- _PROMPT_:
Provide an exact repetition of every entry, with no word altered.

################

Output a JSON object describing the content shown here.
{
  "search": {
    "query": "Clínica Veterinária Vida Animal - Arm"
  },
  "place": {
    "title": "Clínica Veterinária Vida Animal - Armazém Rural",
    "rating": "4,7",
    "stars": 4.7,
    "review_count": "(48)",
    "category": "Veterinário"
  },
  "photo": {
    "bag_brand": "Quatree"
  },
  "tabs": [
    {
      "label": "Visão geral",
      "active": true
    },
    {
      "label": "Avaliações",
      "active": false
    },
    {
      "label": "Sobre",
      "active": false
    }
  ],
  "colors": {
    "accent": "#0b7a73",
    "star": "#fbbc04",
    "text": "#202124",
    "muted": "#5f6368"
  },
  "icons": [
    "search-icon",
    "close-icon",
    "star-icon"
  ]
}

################

- _ANSWER BELOW_:
Output a JSON object describing the content shown here.
{
  "search": {
    "query": "Clínica Veterinária Vida Animal - Arm"
  },
  "place": {
    "title": "Clínica Veterinária Vida Animal - Armazém Rural",
    "rating": "4,7",
    "stars": 4.7,
    "review_count": "(48)",
    "category": "Veterinário"
  },
  "photo": {
    "bag_brand": "Quatree"
  },
  "tabs": [
    {
      "label": "Visão geral",
      "active": true
    },
    {
      "label": "Avaliações",
      "active": false
    },
    {
      "label": "Sobre",
      "active": false
    }
  ],
  "colors": {
    "accent": "#0b7a73",
    "star": "#fbbc04",
    "text": "#202124",
    "muted": "#5f6368"
  },
  "icons": [
    "search-icon",
    "close-icon",
    "star-icon"
  ]
}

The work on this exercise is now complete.